1. Don't drink unpasteurized milk or eat foods made with itUnpasteurized milk is milk that is freshly squeezed from cows and does not undergo any heating or processing. Pasteurization involved heating which normally kills disease causing bacteria. Thus, buy milk that are pasteurized or buy only from reputable sources.

2. Wash fruits and vegetables well before eating them. Fruits and vegetables from the market may be contaminated with Salmonella or other disease-causing organisms. Use clean water and do not use bowls or materials that are used to store raw meat, fish or poultry for processing fruits and vegetables.

3. Keep the refrigerator colder than 40°F (4.4°C) and the freezer below 0°F (-18°C). Cold temperature controls the growth of bacteria and extends the shelf life of perishable goods which makes them safe for consumption.

4. Cook meat and seafood until well done. Undercooked meat or seafood may also contain live Salmonella which may cause infection.

5. Cook eggs until the yolk is firm. Chickens are asymptomatic carriers of Salmonella. Some of the bacteria are even passed to eggs through the yolk. Thus, there is a risk of Salmonella infection from undercooked egg yolk or from tasting uncooked batters made with egg.

6. Wash hands, knives, and cutting boards after they touch raw foodKitchen utensils can transmit the bacteria and contaminate ready to serve or uncooked food items such as fruits and salads. Thus, always have a separate set of tools for raw, cooked and uncooked food items.

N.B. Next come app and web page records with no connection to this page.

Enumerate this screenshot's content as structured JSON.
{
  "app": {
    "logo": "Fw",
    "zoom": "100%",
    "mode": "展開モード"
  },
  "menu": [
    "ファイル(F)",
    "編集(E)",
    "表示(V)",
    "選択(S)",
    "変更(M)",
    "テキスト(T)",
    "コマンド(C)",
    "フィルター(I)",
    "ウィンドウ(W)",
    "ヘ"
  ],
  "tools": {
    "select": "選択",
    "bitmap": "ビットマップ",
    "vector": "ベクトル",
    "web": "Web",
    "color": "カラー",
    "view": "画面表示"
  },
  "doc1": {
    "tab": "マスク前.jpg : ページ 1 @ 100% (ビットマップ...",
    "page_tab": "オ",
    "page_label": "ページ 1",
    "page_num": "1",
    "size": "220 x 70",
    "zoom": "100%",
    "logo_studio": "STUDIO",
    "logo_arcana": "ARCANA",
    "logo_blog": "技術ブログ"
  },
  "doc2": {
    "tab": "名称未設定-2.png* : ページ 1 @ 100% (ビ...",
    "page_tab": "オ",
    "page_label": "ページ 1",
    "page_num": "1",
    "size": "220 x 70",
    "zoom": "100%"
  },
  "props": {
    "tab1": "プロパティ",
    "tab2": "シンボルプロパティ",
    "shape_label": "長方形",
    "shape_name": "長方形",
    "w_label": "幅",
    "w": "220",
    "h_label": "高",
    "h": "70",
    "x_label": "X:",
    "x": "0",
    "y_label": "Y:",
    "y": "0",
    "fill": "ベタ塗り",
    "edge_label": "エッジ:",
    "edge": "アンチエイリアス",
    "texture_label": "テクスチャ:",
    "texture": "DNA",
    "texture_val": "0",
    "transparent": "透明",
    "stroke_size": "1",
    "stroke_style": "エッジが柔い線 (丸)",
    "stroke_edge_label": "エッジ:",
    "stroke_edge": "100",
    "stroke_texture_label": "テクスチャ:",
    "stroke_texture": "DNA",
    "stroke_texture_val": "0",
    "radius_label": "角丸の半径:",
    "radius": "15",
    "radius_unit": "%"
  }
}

Salmonella infection is suspected if a person developed symptoms 1 - 3 days after ingestion or exposure to possible sources. It can be treated at home by drinking plenty of liquids with water, salt and sugar or juice, flavored soda or soup broth to address fluid loss due to diarrhea. If symptoms persist such as high-grade fever with bloody stools for more than 3 days, consult your doctor immediately. After recovery, start tracing back possible causes and remember to follow food safety practices mentioned in this article.

/AET

References:

  • UpToDate (2021). Patient education: Salmonella infection (The Basics). UpToDate. Date Accessed 28 October 2021 Retrieved from
    https://www.uptodate.com/contents/salmonella-infection-the-basics?search=Salmonellosis&topicRef=2700&source=see_link
  • Raymond, J. L., & Morrow, K. (2020). Krause and Mahan’s Food and the Nutrition Care Process E-Book. Elsevier Health Sciences.
  • Henley, S. C., Gleason, J., & Quinlan, J. J. (2016). Don’t wash your chicken!: A food safety education campaign to address a common food mishandling practice. Food Prot Trends, 36, 43-53.
  • Centers for Disease Control and Prevention, National Center for Emerging and Zoonotic Infectious Diseases (NCEZID), Division of Foodborne, Waterborne, and Environmental Diseases (DFWED) (2021). Chicken and Food Poisoning. cdc.gov. Retrieved from https://www.cdc.gov/foodsafety/chicken.html
  • New Mexico State University & Drexel University. (2013). Don't Wash Your Chicken! Germ-Vision Animation. YouTube. Date Accessed 28 October 2021. Retrieved from https://www.youtube.com/watch?v=JZXDotD4p9c.